The train that crosses the Oresund from Copenhagen to Malmö was nearly at its destination. As it pulled into the first stop, the doors stayed closed; gendarmes boarded and proceeded to check documents. For locals, used to a half-hour ride, the commute has more than doubled in duration. For the unfortunates pulled off the train, the ordeal would continue. The checks, new and broadly unpopular in Malmö, respond to the hostile reaction against refugees from Swedes who live far from the area. Both Denmark and Sweden are parties to the Schengen Agreement (1985) which allows for the free movement of their citizens as if they were in a single country. There are no checks on the way to Copenhagen.
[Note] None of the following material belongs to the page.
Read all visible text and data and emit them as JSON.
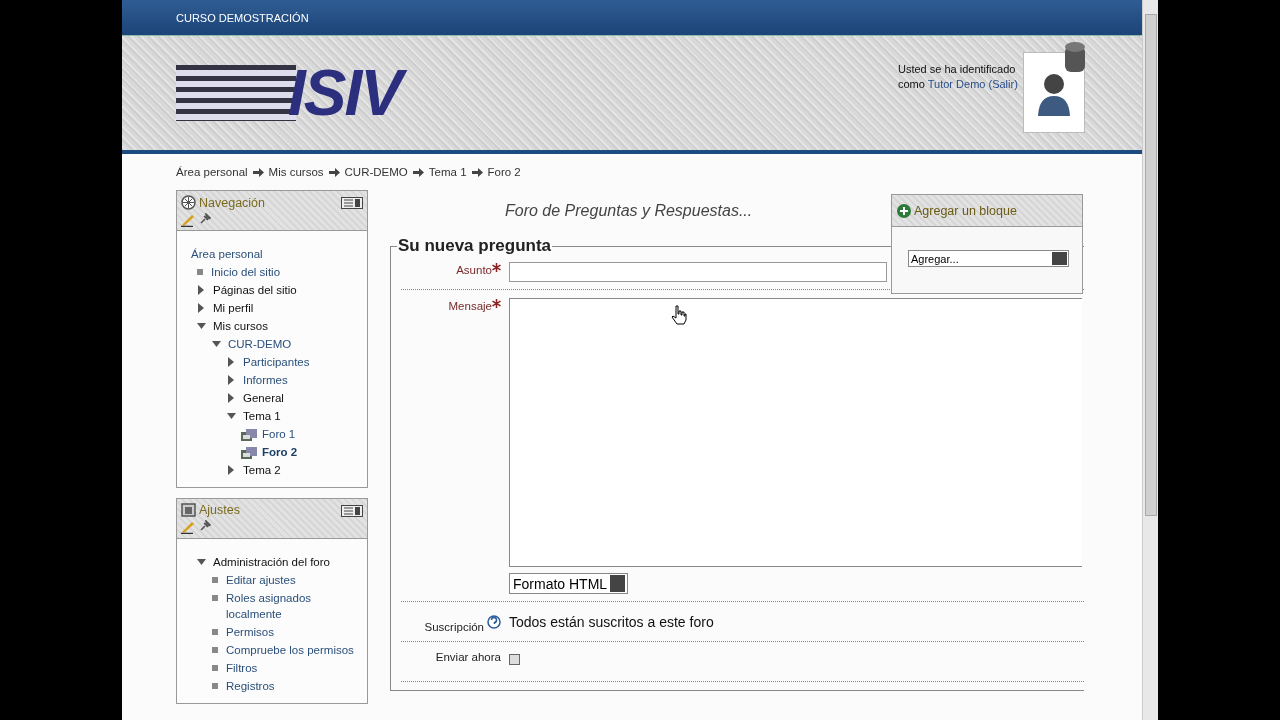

Michael Forman is Associate Professor of Social and Political Theory and Human Rights at the University of Washington, Tacoma. His research focuses on human rights, globalization, and the transformations of the state. He is the author of several articles on the enlightenment, liberalism, socialism, and critical theory. His first book, Nationalism and the International Labor Movement: The Idea of the Nation in Socialist and Anarchist Theory, received the Michael Harrington Award from the Caucus for a New Political Science (1999).